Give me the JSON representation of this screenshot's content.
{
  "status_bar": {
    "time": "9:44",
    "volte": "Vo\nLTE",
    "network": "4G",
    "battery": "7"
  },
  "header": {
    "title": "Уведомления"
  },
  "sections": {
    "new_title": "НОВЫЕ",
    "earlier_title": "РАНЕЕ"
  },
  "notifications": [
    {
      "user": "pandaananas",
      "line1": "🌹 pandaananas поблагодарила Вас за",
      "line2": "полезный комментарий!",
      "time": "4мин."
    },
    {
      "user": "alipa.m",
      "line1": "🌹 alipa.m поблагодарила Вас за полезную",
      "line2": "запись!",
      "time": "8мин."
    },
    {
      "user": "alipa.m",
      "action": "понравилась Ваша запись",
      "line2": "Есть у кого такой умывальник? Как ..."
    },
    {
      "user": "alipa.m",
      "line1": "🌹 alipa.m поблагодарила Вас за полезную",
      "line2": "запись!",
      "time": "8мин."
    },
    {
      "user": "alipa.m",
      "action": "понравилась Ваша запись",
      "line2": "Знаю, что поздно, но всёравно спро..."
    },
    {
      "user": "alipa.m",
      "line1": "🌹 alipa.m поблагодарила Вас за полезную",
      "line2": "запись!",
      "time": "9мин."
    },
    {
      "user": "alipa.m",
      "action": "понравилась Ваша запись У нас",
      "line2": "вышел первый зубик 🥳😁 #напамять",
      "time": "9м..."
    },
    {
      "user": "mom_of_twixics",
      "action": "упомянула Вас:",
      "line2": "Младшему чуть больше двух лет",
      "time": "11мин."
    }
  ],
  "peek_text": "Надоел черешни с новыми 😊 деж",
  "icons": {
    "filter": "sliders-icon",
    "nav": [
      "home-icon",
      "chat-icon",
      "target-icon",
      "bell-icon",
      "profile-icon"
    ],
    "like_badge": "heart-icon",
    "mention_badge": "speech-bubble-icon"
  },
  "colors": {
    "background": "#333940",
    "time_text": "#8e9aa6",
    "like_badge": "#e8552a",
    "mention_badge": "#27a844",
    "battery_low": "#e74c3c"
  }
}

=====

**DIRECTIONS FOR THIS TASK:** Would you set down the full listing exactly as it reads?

**RESULT FOR THIS TASK:**
Give me the JSON representation of this screenshot's content.
{
  "status_bar": {
    "time": "9:44",
    "volte": "Vo\nLTE",
    "network": "4G",
    "battery": "7"
  },
  "header": {
    "title": "Уведомления"
  },
  "sections": {
    "new_title": "НОВЫЕ",
    "earlier_title": "РАНЕЕ"
  },
  "notifications": [
    {
      "user": "pandaananas",
      "line1": "🌹 pandaananas поблагодарила Вас за",
      "line2": "полезный комментарий!",
      "time": "4мин."
    },
    {
      "user": "alipa.m",
      "line1": "🌹 alipa.m поблагодарила Вас за полезную",
      "line2": "запись!",
      "time": "8мин."
    },
    {
      "user": "alipa.m",
      "action": "понравилась Ваша запись",
      "line2": "Есть у кого такой умывальник? Как ..."
    },
    {
      "user": "alipa.m",
      "line1": "🌹 alipa.m поблагодарила Вас за полезную",
      "line2": "запись!",
      "time": "8мин."
    },
    {
      "user": "alipa.m",
      "action": "понравилась Ваша запись",
      "line2": "Знаю, что поздно, но всёравно спро..."
    },
    {
      "user": "alipa.m",
      "line1": "🌹 alipa.m поблагодарила Вас за полезную",
      "line2": "запись!",
      "time": "9мин."
    },
    {
      "user": "alipa.m",
      "action": "понравилась Ваша запись У нас",
      "line2": "вышел первый зубик 🥳😁 #напамять",
      "time": "9м..."
    },
    {
      "user": "mom_of_twixics",
      "action": "упомянула Вас:",
      "line2": "Младшему чуть больше двух лет",
      "time": "11мин."
    }
  ],
  "peek_text": "Надоел черешни с новыми 😊 деж",
  "icons": {
    "filter": "sliders-icon",
    "nav": [
      "home-icon",
      "chat-icon",
      "target-icon",
      "bell-icon",
      "profile-icon"
    ],
    "like_badge": "heart-icon",
    "mention_badge": "speech-bubble-icon"
  },
  "colors": {
    "background": "#333940",
    "time_text": "#8e9aa6",
    "like_badge": "#e8552a",
    "mention_badge": "#27a844",
    "battery_low": "#e74c3c"
  }
}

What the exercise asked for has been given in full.